-- Task requirements --
Please tally the lines in the material below that contain the word "Output", and give the count only.

■ ■ ■ ■ ■ ■ ■

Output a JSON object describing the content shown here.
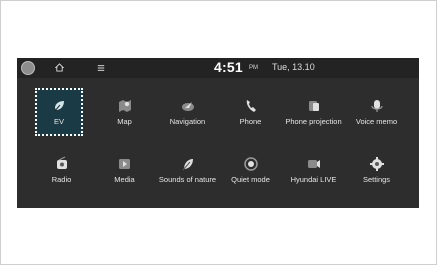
{
  "status": {
    "time": "4:51",
    "ampm": "PM",
    "date": "Tue, 13.10"
  },
  "apps": [
    {
      "label": "EV",
      "icon": "ev-icon"
    },
    {
      "label": "Map",
      "icon": "map-icon"
    },
    {
      "label": "Navigation",
      "icon": "navigation-icon"
    },
    {
      "label": "Phone",
      "icon": "phone-icon"
    },
    {
      "label": "Phone projection",
      "icon": "phone-projection-icon"
    },
    {
      "label": "Voice memo",
      "icon": "voice-memo-icon"
    },
    {
      "label": "Radio",
      "icon": "radio-icon"
    },
    {
      "label": "Media",
      "icon": "media-icon"
    },
    {
      "label": "Sounds of nature",
      "icon": "sounds-of-nature-icon"
    },
    {
      "label": "Quiet mode",
      "icon": "quiet-mode-icon"
    },
    {
      "label": "Hyundai LIVE",
      "icon": "hyundai-live-icon"
    },
    {
      "label": "Settings",
      "icon": "settings-icon"
    }
  ],
  "selected_app": "EV",
  "colors": {
    "screen_bg": "#2d2d2d",
    "selected_bg": "#1a3b45",
    "text": "#e6e6e6"
  }
}
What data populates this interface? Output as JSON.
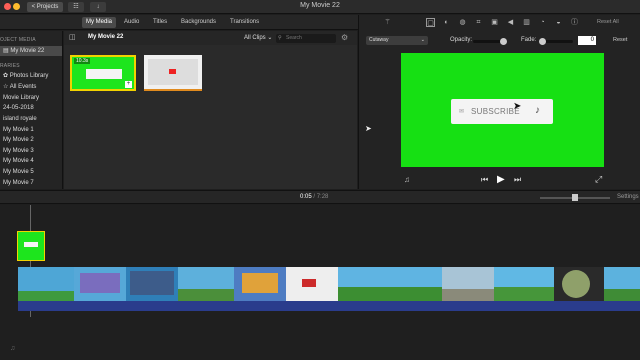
{
  "titlebar": {
    "projects_label": "< Projects",
    "window_title": "My Movie 22"
  },
  "tabs": [
    "My Media",
    "Audio",
    "Titles",
    "Backgrounds",
    "Transitions"
  ],
  "sidebar": {
    "project_media_header": "OJECT MEDIA",
    "project_item": "My Movie 22",
    "libraries_header": "RARIES",
    "items": [
      "Photos Library",
      "All Events",
      "Movie Library",
      "24-05-2018",
      "island royale",
      "My Movie 1",
      "My Movie 2",
      "My Movie 3",
      "My Movie 4",
      "My Movie 5",
      "My Movie 7"
    ]
  },
  "browser": {
    "title": "My Movie 22",
    "filter": "All Clips",
    "search_placeholder": "Search",
    "clip1_duration": "10.3s"
  },
  "inspector": {
    "reset_all": "Reset All",
    "mode": "Cutaway",
    "opacity_label": "Opacity:",
    "fade_label": "Fade:",
    "fade_value": "0",
    "reset_label": "Reset"
  },
  "viewer": {
    "subscribe_text": "SUBSCRIBE"
  },
  "timeline": {
    "current_time": "0:05",
    "separator": "/",
    "total_time": "7:28",
    "settings_label": "Settings"
  },
  "colors": {
    "green_screen": "#16e013",
    "clip_selected_border": "#f2d200",
    "audio_track": "#2a3c8c"
  }
}
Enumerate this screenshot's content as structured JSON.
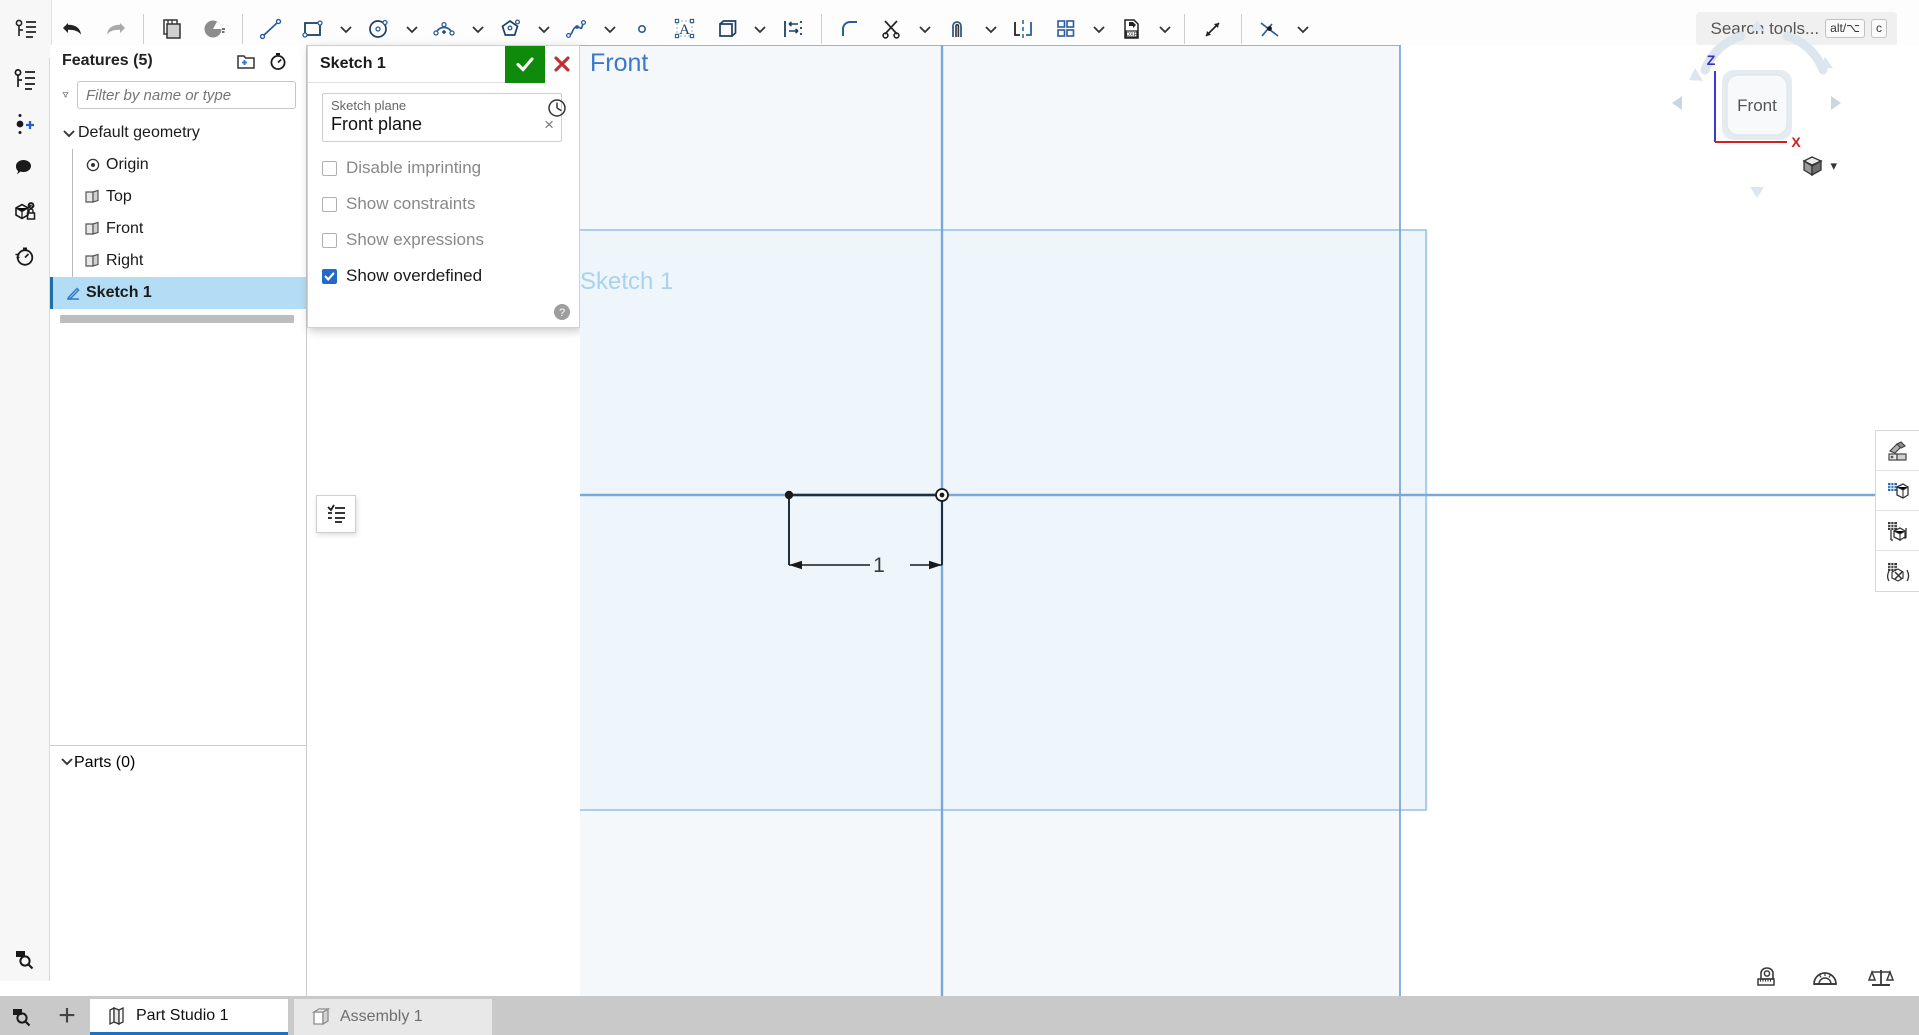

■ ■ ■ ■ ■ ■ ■

-- Response to the task --
2